The dilemma between the need to encourage a discussion of the perpetrators’ perspective through a focused presentation on the one hand, and the demand to tell history from multiple perspectives on the other, continuously accompanied the development of the new exhibition. Are 13 biographical approaches via audio stations enough to adequately include the perspective of the persecuted at a “Täterort”, a location associated with the perpetrators? Or do the reports that can be heard reduce the persecuted to extras who “merely” suffer the crimes that were conceived, organised and carried out by the perpetrators? In contrast, some colleagues wanted to present more examples, such as the story about the so-called April Boycott, in which Richard Stern, the Jewish owner of a shop that was affected by the SA’s terrorist measures, took an active role in the protest. Should, for example, a facsimile of Victor Klemperer’s diary entry on the specific event have been added at one point or another? The discussion continues to accompany us even after the opening of the exhibition. This fact is reflected in the decision made after the opening to offer a complementary screen on the preservation of evidence, with photos covertly taken by the Sonderkommando (special unit) in Auschwitz-Birkenau and from the Oneg Shabbat Archive.

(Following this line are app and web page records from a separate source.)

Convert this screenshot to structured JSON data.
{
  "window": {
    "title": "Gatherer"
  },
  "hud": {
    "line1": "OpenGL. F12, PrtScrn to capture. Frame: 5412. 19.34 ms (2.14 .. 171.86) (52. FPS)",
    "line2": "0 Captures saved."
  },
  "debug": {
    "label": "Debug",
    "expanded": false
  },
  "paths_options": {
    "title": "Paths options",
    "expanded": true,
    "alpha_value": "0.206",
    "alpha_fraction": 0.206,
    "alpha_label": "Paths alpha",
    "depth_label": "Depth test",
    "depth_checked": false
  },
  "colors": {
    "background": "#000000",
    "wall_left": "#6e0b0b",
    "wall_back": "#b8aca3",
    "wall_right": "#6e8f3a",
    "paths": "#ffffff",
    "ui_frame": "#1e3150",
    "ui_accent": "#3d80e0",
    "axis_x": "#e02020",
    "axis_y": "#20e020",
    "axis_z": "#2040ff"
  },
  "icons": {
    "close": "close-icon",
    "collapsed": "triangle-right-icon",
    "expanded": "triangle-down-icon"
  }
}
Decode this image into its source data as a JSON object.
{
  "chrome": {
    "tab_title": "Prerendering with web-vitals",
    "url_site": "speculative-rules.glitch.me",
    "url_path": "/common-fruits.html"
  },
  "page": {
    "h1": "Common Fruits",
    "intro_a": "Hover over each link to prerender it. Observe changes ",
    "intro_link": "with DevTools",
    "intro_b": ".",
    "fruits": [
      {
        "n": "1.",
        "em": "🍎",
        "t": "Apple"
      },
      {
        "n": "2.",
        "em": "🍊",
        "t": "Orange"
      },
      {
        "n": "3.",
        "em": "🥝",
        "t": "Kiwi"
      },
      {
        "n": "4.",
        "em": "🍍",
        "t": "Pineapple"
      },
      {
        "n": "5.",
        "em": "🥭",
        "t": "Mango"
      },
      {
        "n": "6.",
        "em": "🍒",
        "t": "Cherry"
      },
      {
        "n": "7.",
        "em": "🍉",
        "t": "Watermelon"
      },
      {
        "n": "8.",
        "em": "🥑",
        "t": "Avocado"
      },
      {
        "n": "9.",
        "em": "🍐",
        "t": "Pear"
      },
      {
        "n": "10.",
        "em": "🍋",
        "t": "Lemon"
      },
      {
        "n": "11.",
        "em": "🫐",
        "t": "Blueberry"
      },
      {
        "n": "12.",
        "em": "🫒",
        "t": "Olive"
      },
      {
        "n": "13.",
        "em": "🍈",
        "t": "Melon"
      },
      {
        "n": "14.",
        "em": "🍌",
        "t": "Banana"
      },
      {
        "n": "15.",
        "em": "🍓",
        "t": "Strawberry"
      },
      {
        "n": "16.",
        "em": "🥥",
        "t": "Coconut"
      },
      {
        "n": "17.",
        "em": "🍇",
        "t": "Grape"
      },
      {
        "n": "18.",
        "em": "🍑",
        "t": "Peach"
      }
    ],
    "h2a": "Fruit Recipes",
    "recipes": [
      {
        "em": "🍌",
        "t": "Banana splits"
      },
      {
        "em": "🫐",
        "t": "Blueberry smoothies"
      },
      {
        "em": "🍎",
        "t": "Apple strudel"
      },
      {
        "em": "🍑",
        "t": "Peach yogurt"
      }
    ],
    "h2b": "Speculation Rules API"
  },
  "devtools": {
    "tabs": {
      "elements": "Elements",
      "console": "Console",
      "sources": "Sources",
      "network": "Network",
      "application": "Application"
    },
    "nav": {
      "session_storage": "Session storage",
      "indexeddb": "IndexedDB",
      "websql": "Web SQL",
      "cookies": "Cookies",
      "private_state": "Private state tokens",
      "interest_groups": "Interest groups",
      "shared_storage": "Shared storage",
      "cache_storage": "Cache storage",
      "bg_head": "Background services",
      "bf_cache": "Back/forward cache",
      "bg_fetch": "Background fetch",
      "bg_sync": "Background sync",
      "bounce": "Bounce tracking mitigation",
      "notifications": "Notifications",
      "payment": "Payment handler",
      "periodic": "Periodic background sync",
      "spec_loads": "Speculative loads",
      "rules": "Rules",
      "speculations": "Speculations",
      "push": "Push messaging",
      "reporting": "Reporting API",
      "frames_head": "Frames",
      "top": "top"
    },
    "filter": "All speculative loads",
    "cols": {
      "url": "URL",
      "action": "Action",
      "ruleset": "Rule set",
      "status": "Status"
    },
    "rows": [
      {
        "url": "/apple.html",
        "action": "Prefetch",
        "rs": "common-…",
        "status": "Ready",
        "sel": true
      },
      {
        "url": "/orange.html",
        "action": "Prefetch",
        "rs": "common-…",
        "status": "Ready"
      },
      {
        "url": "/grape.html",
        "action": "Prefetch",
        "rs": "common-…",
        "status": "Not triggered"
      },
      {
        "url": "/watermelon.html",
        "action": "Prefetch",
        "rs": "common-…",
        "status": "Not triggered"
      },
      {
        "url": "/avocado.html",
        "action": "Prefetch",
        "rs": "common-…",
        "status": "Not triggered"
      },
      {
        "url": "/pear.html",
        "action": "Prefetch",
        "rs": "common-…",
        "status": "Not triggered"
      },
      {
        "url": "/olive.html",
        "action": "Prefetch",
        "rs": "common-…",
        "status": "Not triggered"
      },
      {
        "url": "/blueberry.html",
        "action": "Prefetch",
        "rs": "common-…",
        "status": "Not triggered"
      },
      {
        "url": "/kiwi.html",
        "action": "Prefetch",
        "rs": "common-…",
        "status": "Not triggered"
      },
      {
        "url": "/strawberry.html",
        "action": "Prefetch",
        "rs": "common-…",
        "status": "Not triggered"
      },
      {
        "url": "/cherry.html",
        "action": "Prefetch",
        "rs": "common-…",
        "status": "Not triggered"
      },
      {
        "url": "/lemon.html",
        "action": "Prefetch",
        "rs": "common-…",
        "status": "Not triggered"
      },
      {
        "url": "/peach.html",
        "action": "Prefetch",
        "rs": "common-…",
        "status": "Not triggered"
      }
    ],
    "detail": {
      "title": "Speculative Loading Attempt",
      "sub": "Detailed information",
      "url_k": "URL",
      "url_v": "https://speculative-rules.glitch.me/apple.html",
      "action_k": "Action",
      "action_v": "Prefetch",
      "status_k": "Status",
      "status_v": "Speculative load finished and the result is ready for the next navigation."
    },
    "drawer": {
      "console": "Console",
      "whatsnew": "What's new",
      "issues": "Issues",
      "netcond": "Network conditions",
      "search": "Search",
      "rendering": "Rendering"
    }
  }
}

Experiences with the first permanent exhibition in the building and with exhibitions at other memorial sites showed that depictions of violence are not suitable for evoking empathy among the public. Young people reacted insecurely, which can express itself in giggles, adults were often emotionally overwhelmed or concerned that these photos – which degrade the victims time and again through the gazes of the guests – were exhibited at all.